  • You’re making $2,750,000 in profit upon exercise ($3,000,000 – $250,000)
  • Your tax liability is $1,237,500
  • Your after tax income is $1,512,500

If you sell your shares and set up a Charitable Lead Trust:

  • You’ve already exercised your options and sold (realizing those gains at a personal level), whether that happened the same day or over a period of time
  • Now you would set up a Charitable Lead Trust, which would give you an up-front charitable deduction, effectively reducing your taxable income for the year.

Summary of Benefits:

  • Massive gains — You could earn an additional $2.6MM over 30 years (that’s 44% more), assuming you set up a 30 year Charitable Lead Trust
  • Immediate charitable deduction — When you gift assets to the trust (any asset, but usually the cash proceeds from your share sale), you get an immediate charitable deduction this year, typically equal to up to 50% of your taxable income. For example, if you gifted $1,500,000 of your cash proceeds, you could reduce your income by $1,500,000, up to 50%. If you make $250,000 per year in salary and have a large capital gain of $2,750,000, you could use that whole deduction this year; if your income is lower, you can use up the remaining deduction next year.) Ultimately this reduces your tax liability by $1,500,000 (your deduction) * 45% (the applicable tax rate), to create $675,000 in tax savings
  • Shifting ordinary income to long-term gains — With a CLAT, you’re able to lower your tax rate by shifting what would be ordinary income this year to long-term capital gains in future years, and those gains are typically taxed at more favorable rates

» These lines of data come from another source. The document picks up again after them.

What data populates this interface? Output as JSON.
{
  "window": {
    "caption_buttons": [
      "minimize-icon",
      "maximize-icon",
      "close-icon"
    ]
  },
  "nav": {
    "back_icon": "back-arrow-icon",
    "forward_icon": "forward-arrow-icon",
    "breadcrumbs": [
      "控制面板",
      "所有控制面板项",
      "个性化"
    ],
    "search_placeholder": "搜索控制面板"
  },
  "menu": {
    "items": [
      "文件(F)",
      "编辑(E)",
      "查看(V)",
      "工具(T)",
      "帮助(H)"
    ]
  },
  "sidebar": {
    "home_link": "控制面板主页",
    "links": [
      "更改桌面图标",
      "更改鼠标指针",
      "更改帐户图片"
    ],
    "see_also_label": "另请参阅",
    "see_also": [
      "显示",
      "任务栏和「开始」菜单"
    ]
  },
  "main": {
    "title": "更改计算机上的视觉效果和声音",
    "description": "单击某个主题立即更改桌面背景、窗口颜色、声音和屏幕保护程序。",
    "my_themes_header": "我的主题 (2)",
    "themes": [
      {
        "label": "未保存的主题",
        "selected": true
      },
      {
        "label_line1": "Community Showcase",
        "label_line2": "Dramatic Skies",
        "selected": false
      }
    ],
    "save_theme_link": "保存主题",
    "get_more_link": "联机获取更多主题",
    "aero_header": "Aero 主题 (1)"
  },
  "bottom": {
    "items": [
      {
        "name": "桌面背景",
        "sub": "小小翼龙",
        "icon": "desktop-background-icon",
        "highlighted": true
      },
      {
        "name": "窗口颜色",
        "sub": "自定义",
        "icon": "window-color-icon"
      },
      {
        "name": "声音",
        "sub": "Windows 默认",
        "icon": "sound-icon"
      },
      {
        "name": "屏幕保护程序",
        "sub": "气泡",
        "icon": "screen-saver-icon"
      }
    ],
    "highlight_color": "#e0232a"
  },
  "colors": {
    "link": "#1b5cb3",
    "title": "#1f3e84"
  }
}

This strategy tends to work best for individuals who are not concerned about liquidity. This is because, unlike the Charitable Remainder Trust, the Charitable Lead Trust cannot make regular distributions to the individual setting up the trust. Instead, the person setting up the trust receives the total amount in the trust at the end of the term (which usually runs for between 20 and 30 years). So this tends to feel more like an especially well funded retirement account that has real tax benefits, kind of like an IRA, but with significant charitable giving built in.

The upshot:

You can set up a Charitable Lead Trust at any point during the year when you realize your big gain, and the structure will reduce your taxable income in that year. It’s important to make sure you’ve done this in the year you’re experiencing the gain, to make sure you can apply the charitable deduction to that income spike.

Next Steps

Setting up a Charitable Trust will allow you to defer your taxes and maximize your gains from an IPO. You’ve already picked a winner. Now it’s time to protect and grow those gains!

Read our next post on how to use a Charitable Remainder Trust to sell real estate tax free, evaluate the potential return of investment given your situation with our tax planning calculator, or just schedule a call with our team.

About Valur

We have built a platform to give everyone access to the tax planning tools of the ultra-rich like Mark Zuckerberg (Facebook founder), Phil Knight (Nike founder) and others. Valur makes it simple and seamless for our customers to utilize the tax advantaged structures that are otherwise expensive and inaccessible to build their wealth more efficiently. From picking the best strategy to taking care of all the setup and ongoing overhead, we make take care of it and make it easy.